Q Do your studies of the Communist techniques over the years show that the Communists are trained to lie about their status?
A The basic premise of Communism is deceit and hypocrisy. The Communist philosophy teaches that every available means must be utilized to achieve the final end—world revolution. For this reason the Communist will lie, cheat and resort to any tactics which will gain his end. He will advocate today exactly what he denounced yesterday. And with a straight face! Has he lied? No, he will say, he's only carrying out party policy. The concept of morality and fair play, as practiced in our democracy, is alien and repugnant to him. Moreover, the Communists employ a purposive double-talk, roundabout style, known as "Aesopian language," in their literature and speeches, designed to deceive and evade to clothe their true thoughts. This technique, utilized by Lenin, is the very epitome of deceit.
Q What does membership in the Communist Party really mean? Does it mean a formal joining or does it mean informal adherence?
A When an individual joins the Communist Party he agrees to accept, in full, the principles of Marxism-Leninism. I mentioned previously that to accept these teachings means, in the final analysis, working for world revolution—in the boots of Russian imperialism—and the destruction of American democracy.
There is no halfway point: The individual accepts fully these obligations or he does not become a member. If later he refuses to abide by these rules—as defined by the party hierarchy—he is "expelled." This is no "informal adherence." You are either a full member or an "enemy."
No More Party Cards
Q Do Communist members carry cards any more? Did they previously carry cards?
A As a security measure no Communist Party membership cards were issued in 1949. In previous years, with certain exceptions, they were issued. I might mention, in this connection, that the open maintenance of membership records has been discontinued. Today the Communist Party is becoming more and more deceitful and underhanded in its operations.

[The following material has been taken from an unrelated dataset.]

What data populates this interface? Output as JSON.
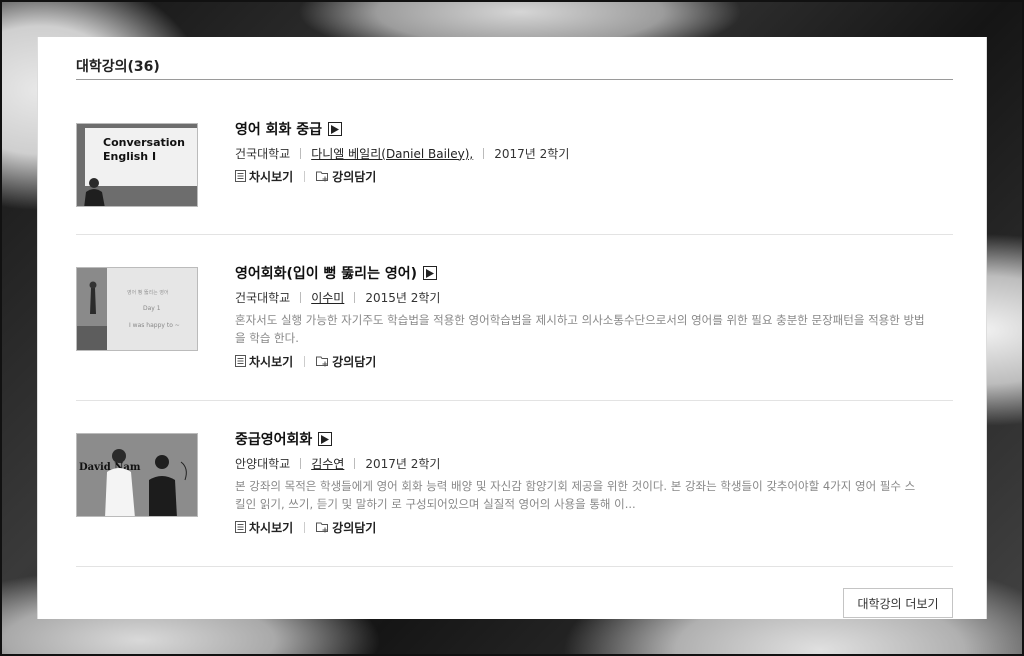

Q Are there any sections of the country which are relatively free from Communists?
A Communists may be found in most sections of the United States. Of course, in some areas, the Communists are more thickly located than in others. But, as a general rule, the Communists are less strong in agricultural areas. And there is a reason for this.

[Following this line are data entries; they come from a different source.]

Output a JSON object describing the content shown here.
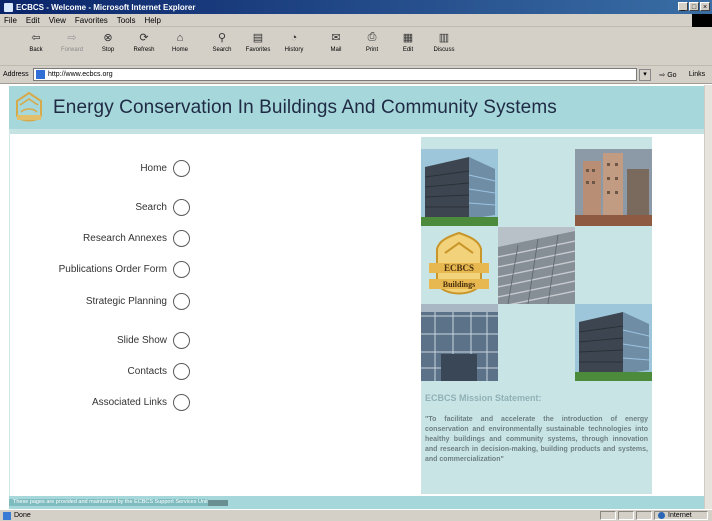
{
  "window": {
    "title": "ECBCS - Welcome - Microsoft Internet Explorer"
  },
  "menu": [
    "File",
    "Edit",
    "View",
    "Favorites",
    "Tools",
    "Help"
  ],
  "toolbar": [
    {
      "label": "Back",
      "icon": "back-arrow-icon",
      "disabled": false
    },
    {
      "label": "Forward",
      "icon": "forward-arrow-icon",
      "disabled": true
    },
    {
      "label": "Stop",
      "icon": "stop-icon",
      "disabled": false
    },
    {
      "label": "Refresh",
      "icon": "refresh-icon",
      "disabled": false
    },
    {
      "label": "Home",
      "icon": "home-icon",
      "disabled": false
    },
    {
      "label": "Search",
      "icon": "search-icon",
      "disabled": false
    },
    {
      "label": "Favorites",
      "icon": "favorites-icon",
      "disabled": false
    },
    {
      "label": "History",
      "icon": "history-icon",
      "disabled": false
    },
    {
      "label": "Mail",
      "icon": "mail-icon",
      "disabled": false
    },
    {
      "label": "Print",
      "icon": "print-icon",
      "disabled": false
    },
    {
      "label": "Edit",
      "icon": "edit-icon",
      "disabled": false
    },
    {
      "label": "Discuss",
      "icon": "discuss-icon",
      "disabled": false
    }
  ],
  "address": {
    "label": "Address",
    "url": "http://www.ecbcs.org",
    "go_label": "Go",
    "links_label": "Links"
  },
  "site": {
    "title": "Energy Conservation In Buildings And Community Systems"
  },
  "nav": [
    "Home",
    "Search",
    "Research Annexes",
    "Publications Order Form",
    "Strategic Planning",
    "Slide Show",
    "Contacts",
    "Associated Links"
  ],
  "logo_tile": {
    "line1": "ECBCS",
    "line2": "Buildings"
  },
  "mission": {
    "heading": "ECBCS Mission Statement:",
    "text": "\"To facilitate and accelerate the introduction of energy conservation and environmentally sustainable technologies into healthy buildings and community systems, through innovation and research in decision-making, building products and systems, and commercialization\""
  },
  "footer": {
    "text": "These pages are provided and maintained by the ECBCS Support Services Unit"
  },
  "status": {
    "text": "Done",
    "zone": "Internet"
  },
  "colors": {
    "banner": "#a6d7da",
    "panel": "#c9e4e5",
    "title_text": "#1f2a44",
    "titlebar": "#0a246a"
  }
}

Q In what centers do Communists tend to congregate?
A The Communists are strongest today in the industrial areas of the United States—in States such as New York, California, Illinois, Pennsylvania, Ohio and Michigan. Of course, these States being heavily populated, you would expect more members there than in the less populated States. But that is not the entire reason. The Communists, as a basic principle of infiltration, are interested in possessing strength in heavy industry, that is, coal, steel, rubber, automobile, etc. It is here that, in event of an emergency, they can do their greatest harm to the country's economy.
Moreover, in these industries one Communist Party member located in a strategic job can wreak damage completely out of proportion to his own strength. Through this "heavy-industry concentration policy" the Communists are able to exercise a power far in excess of their numbers. In fact, one of the highest ranking leaders of Communism in the United States has openly admitted:
"The Communist Party bases its work directly upon the mills, mines and factories, Its principle is to make every shop a fortress for Communism...It concentrates its work upon the heavy industries and those of a war character."
That is one of the potential sabotage dangers facing America today.
Why Convictions Are Difficult
Q Are there many suspected Communists or suspected agents of foreign governments who could not be successfully prosecuted even though you have considerable suspicion about them?
A The matter of prosecution, of course, is the exclusive responsibility of the Department of Justice. However, to successfully sustain a prosecution, legal evidence is necessary. Our laws regarding espionage are technical, requiring legal evidence, which is often most difficult to obtain because spies do not carry on their activities in the presence of witnesses but under a cover of stealth, because party members trained in deceit either decline to furnish information or misrepresent the facts in an attempt to conceal the acts of their associates.